Richmond Hill (population 6,959) is among the fastest growing communities in the nation. For centuries, the Guale people inhabited the shores of the Ogeechee River, enjoying the plentiful seafood and temperate climate. Spanish exploration in the late 1500s led to English settlement by 1792.
Prosperous rice plantations in the area were the "breadbasket" of the South, But the Civil War shifted this prosperity into poverty almost overnight. Devastated after Sherman's March to the Sea in 1864, the desperate years of 1865-1925 found nearly 80 percent of county residents living at the poverty level, with malaria and moonshine dominating people's lives and livelihoods.
An economic shot in the arm came when Henry Ford and his wife Clara visited Ways Station, as the town was then known, looking for a winter retreat. They built their winter estate on Sterling Bluff, with a commanding view of the Ogeechee River, and set about erasing the impoverishment of Ways Station over the next 22 years.
Eventually, Ford bought 85,000 acres, drained the swamps, constructed a sawmill, subsidized health care, built schools, a church, commissary, trade school, community house, and homes for his 600 employees.
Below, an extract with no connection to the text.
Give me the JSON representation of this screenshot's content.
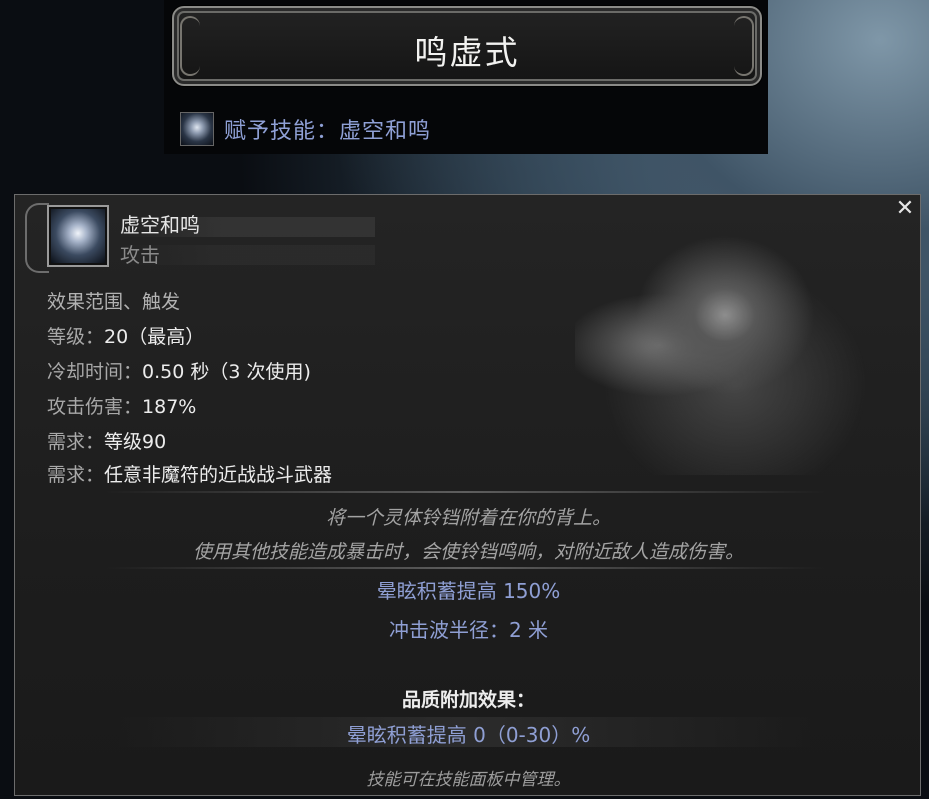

With friends Thomas Edison and Harvey Firestone, Ford formed the Edison Botanic Society and conducted laboratory experiments, attempting to turn agricultural products into goods useful to the auto industry.
Ford Farms transformed former rice fields into fields of fine iceberg lettuce and grew 365 varieties of soybeans, testing their properties for extracting rubber. In 1941, the town was renamed Richmond Hill after Ford's estate. The Fords gave this small village a 20th-century rebirth through their philanthropic efforts, transforming the backwater town of Ways Station into a vibrant community with new schools and employment opportunities.
The Richmond Hill Historical Society encourages the continued expansion of economic opportunities and tourism through historic preservation and interpretation, operating a museum in a former Ford kindergarten. The home and grounds of Ford superintendent J.F. Gregory are operated by the City of Richmond Hill as a park, including a 300-acre antebellum rice field.
This multi-use recreational area, adjacent to the city hall downtown, includes a walking trail on top of a berm that encompasses the historic rice field, today a wooded wetland habitat for otters, beavers, alligators, and armadillos. The park is interpreted as part of the Georgia Civil War Historic Trail, and Richmond Hill participates in the multi-State Southern Passages Corridor to promote its historic, cultural, and natural resources.
Designated a Preserve America Community in August 2004.